- ASSIGNED TASK
The answer should consist of each line below that contains the word "markruffalo".

Start of DATA TO EXAMINE

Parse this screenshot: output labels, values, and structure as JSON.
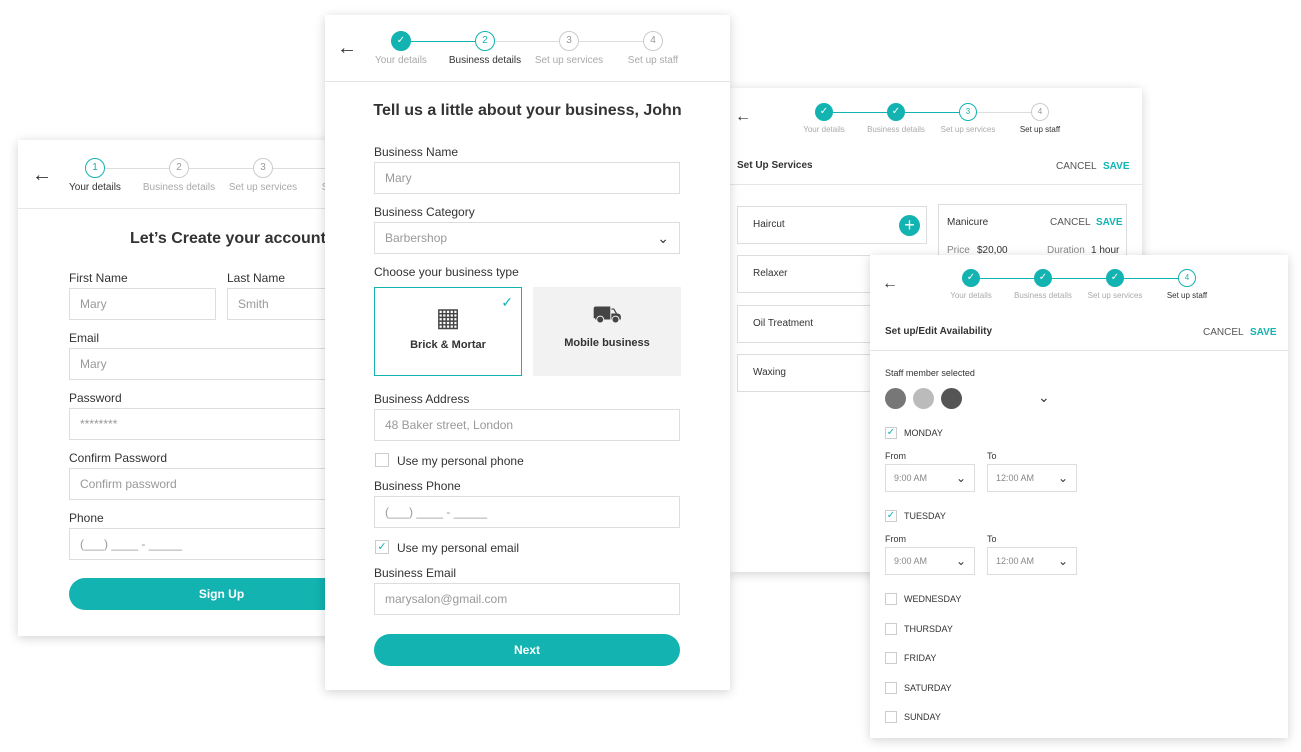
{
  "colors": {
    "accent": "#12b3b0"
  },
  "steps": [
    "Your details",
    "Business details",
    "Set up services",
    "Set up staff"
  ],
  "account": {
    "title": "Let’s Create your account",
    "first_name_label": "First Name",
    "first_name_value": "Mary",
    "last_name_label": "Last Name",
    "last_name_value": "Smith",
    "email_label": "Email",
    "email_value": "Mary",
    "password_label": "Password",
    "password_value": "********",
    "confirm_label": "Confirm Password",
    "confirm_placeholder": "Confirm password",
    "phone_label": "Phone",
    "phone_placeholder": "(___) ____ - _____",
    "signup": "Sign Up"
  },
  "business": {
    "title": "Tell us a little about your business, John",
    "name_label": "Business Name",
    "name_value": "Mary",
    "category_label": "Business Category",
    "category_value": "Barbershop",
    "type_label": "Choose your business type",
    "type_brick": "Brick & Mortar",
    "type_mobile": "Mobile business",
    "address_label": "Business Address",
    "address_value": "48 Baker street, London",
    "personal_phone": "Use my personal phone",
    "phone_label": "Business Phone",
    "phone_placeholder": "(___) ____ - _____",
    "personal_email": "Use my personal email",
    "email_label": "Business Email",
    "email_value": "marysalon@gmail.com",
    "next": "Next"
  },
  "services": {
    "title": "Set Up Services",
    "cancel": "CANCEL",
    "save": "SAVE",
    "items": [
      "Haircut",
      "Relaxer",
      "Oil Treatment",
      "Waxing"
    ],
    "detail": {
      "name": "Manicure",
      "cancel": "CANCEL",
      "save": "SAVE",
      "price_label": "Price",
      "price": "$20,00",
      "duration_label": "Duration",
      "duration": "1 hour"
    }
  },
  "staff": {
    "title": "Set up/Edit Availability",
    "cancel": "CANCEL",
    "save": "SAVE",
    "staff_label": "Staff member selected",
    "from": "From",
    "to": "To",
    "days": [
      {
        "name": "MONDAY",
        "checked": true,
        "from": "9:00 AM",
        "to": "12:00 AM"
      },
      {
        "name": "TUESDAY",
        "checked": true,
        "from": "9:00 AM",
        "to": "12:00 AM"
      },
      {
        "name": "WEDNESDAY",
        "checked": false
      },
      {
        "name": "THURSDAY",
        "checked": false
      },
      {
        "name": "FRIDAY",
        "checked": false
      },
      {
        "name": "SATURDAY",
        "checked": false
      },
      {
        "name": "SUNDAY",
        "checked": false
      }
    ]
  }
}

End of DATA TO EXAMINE
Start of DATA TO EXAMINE

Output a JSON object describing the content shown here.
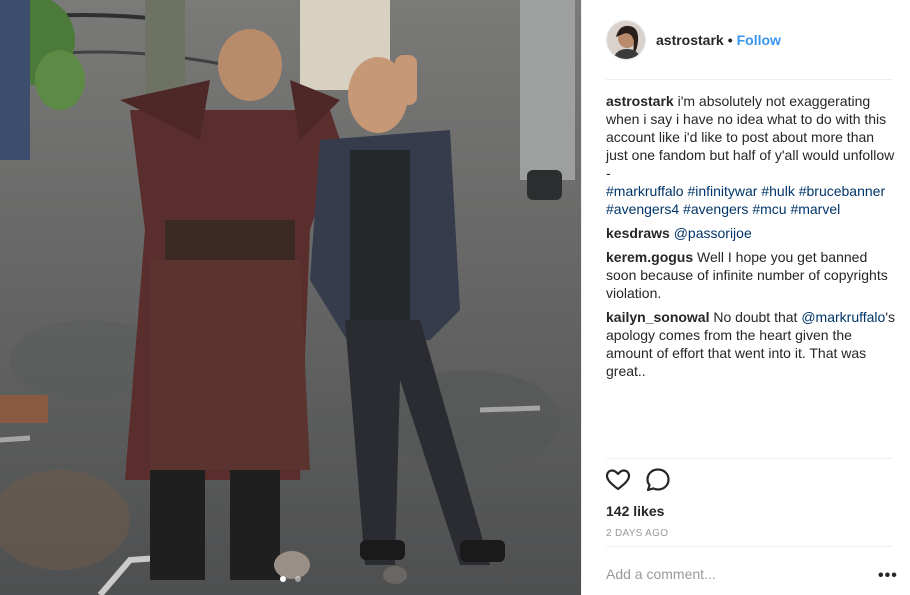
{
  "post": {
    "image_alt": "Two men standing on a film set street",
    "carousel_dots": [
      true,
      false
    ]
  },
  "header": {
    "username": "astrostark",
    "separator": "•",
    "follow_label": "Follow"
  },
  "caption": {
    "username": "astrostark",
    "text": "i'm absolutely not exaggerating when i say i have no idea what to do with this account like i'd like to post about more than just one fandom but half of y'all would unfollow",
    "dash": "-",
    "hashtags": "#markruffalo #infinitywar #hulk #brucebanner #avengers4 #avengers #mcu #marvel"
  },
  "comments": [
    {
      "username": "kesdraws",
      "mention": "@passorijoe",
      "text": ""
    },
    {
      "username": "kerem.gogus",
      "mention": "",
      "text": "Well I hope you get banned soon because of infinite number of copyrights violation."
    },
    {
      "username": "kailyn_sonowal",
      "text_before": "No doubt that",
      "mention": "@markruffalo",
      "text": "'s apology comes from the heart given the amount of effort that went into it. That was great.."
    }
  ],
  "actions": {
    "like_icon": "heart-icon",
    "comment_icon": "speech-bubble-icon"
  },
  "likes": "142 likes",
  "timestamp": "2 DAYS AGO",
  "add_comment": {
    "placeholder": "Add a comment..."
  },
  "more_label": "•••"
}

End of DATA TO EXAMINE

- EXERCISE OUTPUT
    "hashtags": "#markruffalo #infinitywar #hulk #brucebanner #avengers4 #avengers #mcu #marvel"
      "mention": "@markruffalo",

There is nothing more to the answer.